BY: FA ME
The Archbishop of Kirkuk Louis Sako has recently stated some remarks regarding Autonomous Zone for Iraqi Christians in Nineveh Plain which sparked the anger of many Christian politicians and other clergies who call for Christian Autonomy. The remarks of the Archbishop Louis Sako were published in AsinNews.com, as results for that, dozens of articles and responses were addressed to criticize such statements that discourage such historical attempt for Christians to govern themselves inside Iraq.
The Archbishop of Kirkuk comes out against a plan promoted by Iraqi political and religious leaders leaving abroad to set up a Christian enclave in the Nineveh Plain. The idea is meant to “save Christians” from attacks and violence, but it runs against Iraqi history and Christians’ mission and could accentuate the ongoing ethnic and religious confrontation in the country.

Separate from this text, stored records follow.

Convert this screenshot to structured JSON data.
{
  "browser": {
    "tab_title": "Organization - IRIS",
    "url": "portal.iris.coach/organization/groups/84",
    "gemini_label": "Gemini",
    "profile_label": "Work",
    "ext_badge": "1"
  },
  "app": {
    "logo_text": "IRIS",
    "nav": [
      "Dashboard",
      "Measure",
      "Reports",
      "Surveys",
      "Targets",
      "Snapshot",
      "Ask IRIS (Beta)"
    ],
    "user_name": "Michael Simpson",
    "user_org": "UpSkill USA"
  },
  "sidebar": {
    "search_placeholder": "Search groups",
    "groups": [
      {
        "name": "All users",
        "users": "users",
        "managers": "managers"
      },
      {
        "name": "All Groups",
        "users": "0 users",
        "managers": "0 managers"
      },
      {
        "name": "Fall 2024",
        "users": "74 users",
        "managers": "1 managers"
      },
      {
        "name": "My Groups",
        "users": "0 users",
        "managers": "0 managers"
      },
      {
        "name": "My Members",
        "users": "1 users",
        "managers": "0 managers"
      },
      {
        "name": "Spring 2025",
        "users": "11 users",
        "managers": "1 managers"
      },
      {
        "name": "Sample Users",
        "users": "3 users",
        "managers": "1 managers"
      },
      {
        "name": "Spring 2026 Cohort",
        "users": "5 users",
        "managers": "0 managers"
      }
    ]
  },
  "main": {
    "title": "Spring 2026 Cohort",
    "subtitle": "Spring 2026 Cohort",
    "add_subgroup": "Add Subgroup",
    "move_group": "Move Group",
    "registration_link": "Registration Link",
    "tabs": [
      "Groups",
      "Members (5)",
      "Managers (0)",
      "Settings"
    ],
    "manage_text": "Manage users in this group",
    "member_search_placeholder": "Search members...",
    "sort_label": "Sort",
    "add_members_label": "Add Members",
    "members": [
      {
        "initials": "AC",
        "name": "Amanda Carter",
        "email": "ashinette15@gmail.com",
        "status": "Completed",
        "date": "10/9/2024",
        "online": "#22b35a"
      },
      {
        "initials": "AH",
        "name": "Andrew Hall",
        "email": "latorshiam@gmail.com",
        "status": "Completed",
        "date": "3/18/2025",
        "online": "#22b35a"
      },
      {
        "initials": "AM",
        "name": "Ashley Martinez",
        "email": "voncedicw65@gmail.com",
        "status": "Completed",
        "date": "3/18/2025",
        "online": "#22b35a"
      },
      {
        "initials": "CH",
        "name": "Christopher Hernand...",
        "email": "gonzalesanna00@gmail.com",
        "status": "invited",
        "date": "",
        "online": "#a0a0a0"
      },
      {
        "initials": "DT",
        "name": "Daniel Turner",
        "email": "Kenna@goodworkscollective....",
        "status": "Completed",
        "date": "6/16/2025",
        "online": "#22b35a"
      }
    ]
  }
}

Nineveh Plain: a ghetto for Iraqi Christians is an illusion
Kirkuk (AsiaNews) – Some political, intellectual and religious leaders from outside of Iraq have recently called for an autonomous zone, a “safe heaven”, for Christians.1 Now that the idea of an autonomous region in southern Iraq is no longer being discussed this interference will create serious problems. I express here my concerns as a pastor, not a politician.
Those who back the plan for Nineveh Plain live in relative security whilst we Iraqi Christians are exposed to terrorist attacks and death. Perhaps their noble intent is to help us but in fact they are acting without consulting us to determine our fate and future. Thus they pretend to decide on our behalf without any mandate.
The future of Iraqi Christians must be examined first and foremost by Christians who live in Iraq—Chaldeans, Assyrians, Syriacs and Armenians—through the mediation of competent and disinterested political leaders called to take a clear position on the future of Christians.
Diaspora Christians can help us by maintaining awareness about our fate in world public opinion, but they should not take our place. We need to be helped so our right to determine our destiny can be recognised. Anyone who acts as our guardian in the end helps those who want to keep in a minority state.
In today’s Iraqi context the demand for a Christian enclave is a dangerous political game. It will be exploited by others and will be used against us. We must be objective, realistic and prudent. A Christian ghetto can inevitably lead to endless sectarian, religious and political clashes. Our freedom will be reduced.
We Christians are a fundamental component of the history and culture of Iraq. We are a significant presence in the social and religious life of the country and we feel Iraqi. We have resisted threats and persecution and have found ways to continue to live and bear witness to the Gospel in our land without ceasing being loyal citizens even at the cost of the lives of our fathers, brothers and sons.
Today we want to continue to be present and bear witness in all of our land, in the whole of Iraq. Demanding the creation of a ghetto is especially against the Christian message which sees us as the salt and yeast in the dough of humanity.
A good thing for the Christian community of this country is to encourage national unity, democracy, peaceful coexistence, a pluralistic culture, mutual recognition as humans with dignity, as well as cooperation with everyone to build a better society based on the respect for human rights and fundamental freedoms as guaranteed by the nation’s constitution and international law.
*Archbishop of Kirkuk
1. The plan to set up an “Christian ghetto” in the Nineveh Plains is strongly backed by the Christian Diaspora in the United States, which is exercising great influence on the Patriarchate of Baghdad, by Evangelical Christians, and by Kurdistan’s Finance Minister Sarkis Aghajan, who in the last few years has provided large funds for the reconstruction of many villages and churches in the north. The Vatican has never taken an explicit position on the issue but its Secretariat of State has been against the idea. Last January Benedict XVI, during the ad limina visit by Chaldean bishops, insisted that Christians must build ties of understanding “between Christians and Muslims’ and offer a “disinterested witness of charity without distinction of origin and religion.”